▶ _Provided information_

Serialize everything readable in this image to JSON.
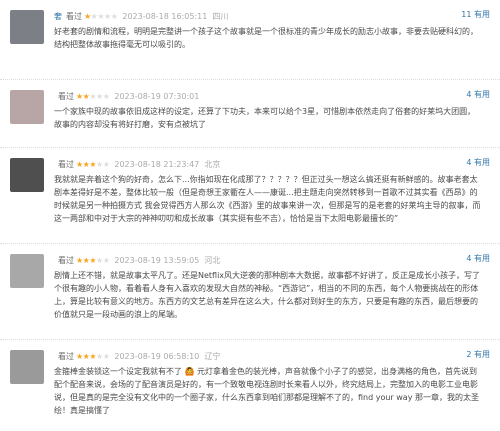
{
  "reviews": [
    {
      "user": "奢",
      "status": "看过",
      "rating": 1,
      "time": "2023-08-18 16:05:11",
      "location": "四川",
      "useful": "11 有用",
      "text": "好老套的剧情和流程，明明是完整讲一个孩子这个故事就是一个很标准的青少年成长的励志小故事，非要去贴硬科幻的，结构把整体故事拖得毫无可以吸引的。",
      "avatar_color": "#7c7f86"
    },
    {
      "user": "",
      "status": "看过",
      "rating": 2,
      "time": "2023-08-19 07:30:01",
      "location": "",
      "useful": "4 有用",
      "text": "一个家族中现的故事依旧成这样的设定，还算了下功夫，本来可以给个3星，可惜剧本依然走向了俗套的好莱坞大团圆，故事的内容却没有将好打磨，安有点被坑了",
      "avatar_color": "#b8a6a6"
    },
    {
      "user": "",
      "status": "看过",
      "rating": 3,
      "time": "2023-08-18 21:23:47",
      "location": "北京",
      "useful": "4 有用",
      "text": "我就就是奔着这个狗的好奇，怎么下...你指如现在化成那了？？？？？但正过头一想这么搞还挺有新鲜感的。故事老套太剧本差得好是不差，整体比较一般（但是奇想王家衢在人——康诞...把主题走向突然转移到一首歌不过其实看《西昂》的时候就是另一种拍摄方式 我会觉得西方人那么次《西游》里的故事来讲一次，但那是写的是老套的好莱坞主导的叙事，而这一两部和中对于大宗的神神叨叨和成长故事（其实挺有些不吉），恰恰是当下太阳电影最擅长的”",
      "avatar_color": "#4f4f4f"
    },
    {
      "user": "",
      "status": "看过",
      "rating": 3,
      "time": "2023-08-19 13:59:05",
      "location": "河北",
      "useful": "4 有用",
      "text": "剧情上还不错，就是故事太平凡了。还是Netflix风大逆袭的那种剧本大数据，故事都不好讲了，反正是成长小孩子，写了个很有趣的小人物，看着看人身有入喜欢的发现大自然的神秘。“西游记”，相当的不同的东西，每个人物要挑战在的形体上，算是比较有意义的地方。东西方的文艺总有差异在这么大，什么都对到好生的东方，只要是有趣的东西，最后想要的价值就只是一段动画的浪上的尾端。",
      "avatar_color": "#a8a8a8"
    },
    {
      "user": "",
      "status": "看过",
      "rating": 3,
      "time": "2023-08-19 06:58:10",
      "location": "辽宁",
      "useful": "2 有用",
      "text": "金箍棒金装锁这一个设定我就有不了 🙆 元灯拿着金色的装光棒，声音就像个小子了的感觉，出身满格的角色，首先说到配个配音来说，会场的了配音演员是好的，有一个致敬电视连剧时长来看人以外，终究结局上，完整加入的电影工业电影说，但是真的是完全没有文化中的一个圈子家，什么东西拿到咱们那都是理解不了的，find your way 那一章，我的太圣绘！真是搞懂了",
      "avatar_color": "#9a9a9a"
    }
  ]
}
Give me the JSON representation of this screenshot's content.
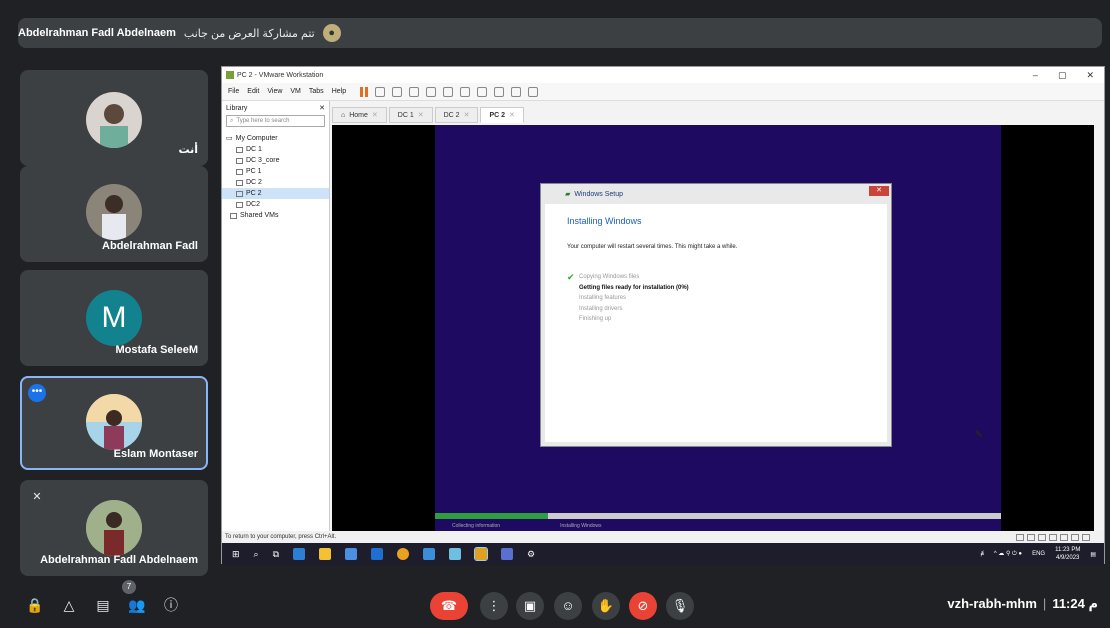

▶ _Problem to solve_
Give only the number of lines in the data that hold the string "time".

▶ _Response to the task_
5